[[ GIVEN RECORDS open ]]

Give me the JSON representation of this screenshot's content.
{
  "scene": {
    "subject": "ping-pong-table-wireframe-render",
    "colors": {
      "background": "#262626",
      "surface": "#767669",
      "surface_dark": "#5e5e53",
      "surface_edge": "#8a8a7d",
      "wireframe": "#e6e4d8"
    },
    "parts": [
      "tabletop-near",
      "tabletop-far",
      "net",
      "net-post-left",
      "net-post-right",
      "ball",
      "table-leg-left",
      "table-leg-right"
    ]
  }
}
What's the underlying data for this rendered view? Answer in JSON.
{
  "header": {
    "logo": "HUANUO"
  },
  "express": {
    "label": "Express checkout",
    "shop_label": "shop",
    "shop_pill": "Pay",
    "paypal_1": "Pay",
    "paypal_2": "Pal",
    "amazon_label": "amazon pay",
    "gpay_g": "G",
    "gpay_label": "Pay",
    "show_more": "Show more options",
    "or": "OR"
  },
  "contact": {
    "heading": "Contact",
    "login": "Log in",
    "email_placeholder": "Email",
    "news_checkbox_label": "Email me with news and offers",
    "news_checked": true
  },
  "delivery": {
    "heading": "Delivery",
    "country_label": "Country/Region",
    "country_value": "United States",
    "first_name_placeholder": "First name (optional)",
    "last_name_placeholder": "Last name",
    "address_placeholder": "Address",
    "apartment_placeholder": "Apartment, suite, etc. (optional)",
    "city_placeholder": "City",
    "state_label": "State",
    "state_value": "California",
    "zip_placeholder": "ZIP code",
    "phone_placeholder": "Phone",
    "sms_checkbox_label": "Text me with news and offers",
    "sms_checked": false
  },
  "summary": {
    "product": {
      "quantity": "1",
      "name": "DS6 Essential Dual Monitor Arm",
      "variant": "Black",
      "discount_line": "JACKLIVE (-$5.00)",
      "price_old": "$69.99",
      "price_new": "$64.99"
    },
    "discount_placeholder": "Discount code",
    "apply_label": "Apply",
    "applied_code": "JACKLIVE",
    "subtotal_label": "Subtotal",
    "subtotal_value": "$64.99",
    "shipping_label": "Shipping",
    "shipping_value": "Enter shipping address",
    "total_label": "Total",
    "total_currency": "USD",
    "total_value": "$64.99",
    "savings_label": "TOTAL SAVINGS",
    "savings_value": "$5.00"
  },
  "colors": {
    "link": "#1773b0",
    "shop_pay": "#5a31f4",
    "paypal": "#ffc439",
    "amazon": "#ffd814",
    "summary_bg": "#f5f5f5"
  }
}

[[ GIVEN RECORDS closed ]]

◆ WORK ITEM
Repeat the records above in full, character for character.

◆ ANSWER FOR THE TASK
Give me the JSON representation of this screenshot's content.
{
  "scene": {
    "subject": "ping-pong-table-wireframe-render",
    "colors": {
      "background": "#262626",
      "surface": "#767669",
      "surface_dark": "#5e5e53",
      "surface_edge": "#8a8a7d",
      "wireframe": "#e6e4d8"
    },
    "parts": [
      "tabletop-near",
      "tabletop-far",
      "net",
      "net-post-left",
      "net-post-right",
      "ball",
      "table-leg-left",
      "table-leg-right"
    ]
  }
}
What's the underlying data for this rendered view? Answer in JSON.
{
  "header": {
    "logo": "HUANUO"
  },
  "express": {
    "label": "Express checkout",
    "shop_label": "shop",
    "shop_pill": "Pay",
    "paypal_1": "Pay",
    "paypal_2": "Pal",
    "amazon_label": "amazon pay",
    "gpay_g": "G",
    "gpay_label": "Pay",
    "show_more": "Show more options",
    "or": "OR"
  },
  "contact": {
    "heading": "Contact",
    "login": "Log in",
    "email_placeholder": "Email",
    "news_checkbox_label": "Email me with news and offers",
    "news_checked": true
  },
  "delivery": {
    "heading": "Delivery",
    "country_label": "Country/Region",
    "country_value": "United States",
    "first_name_placeholder": "First name (optional)",
    "last_name_placeholder": "Last name",
    "address_placeholder": "Address",
    "apartment_placeholder": "Apartment, suite, etc. (optional)",
    "city_placeholder": "City",
    "state_label": "State",
    "state_value": "California",
    "zip_placeholder": "ZIP code",
    "phone_placeholder": "Phone",
    "sms_checkbox_label": "Text me with news and offers",
    "sms_checked": false
  },
  "summary": {
    "product": {
      "quantity": "1",
      "name": "DS6 Essential Dual Monitor Arm",
      "variant": "Black",
      "discount_line": "JACKLIVE (-$5.00)",
      "price_old": "$69.99",
      "price_new": "$64.99"
    },
    "discount_placeholder": "Discount code",
    "apply_label": "Apply",
    "applied_code": "JACKLIVE",
    "subtotal_label": "Subtotal",
    "subtotal_value": "$64.99",
    "shipping_label": "Shipping",
    "shipping_value": "Enter shipping address",
    "total_label": "Total",
    "total_currency": "USD",
    "total_value": "$64.99",
    "savings_label": "TOTAL SAVINGS",
    "savings_value": "$5.00"
  },
  "colors": {
    "link": "#1773b0",
    "shop_pay": "#5a31f4",
    "paypal": "#ffc439",
    "amazon": "#ffd814",
    "summary_bg": "#f5f5f5"
  }
}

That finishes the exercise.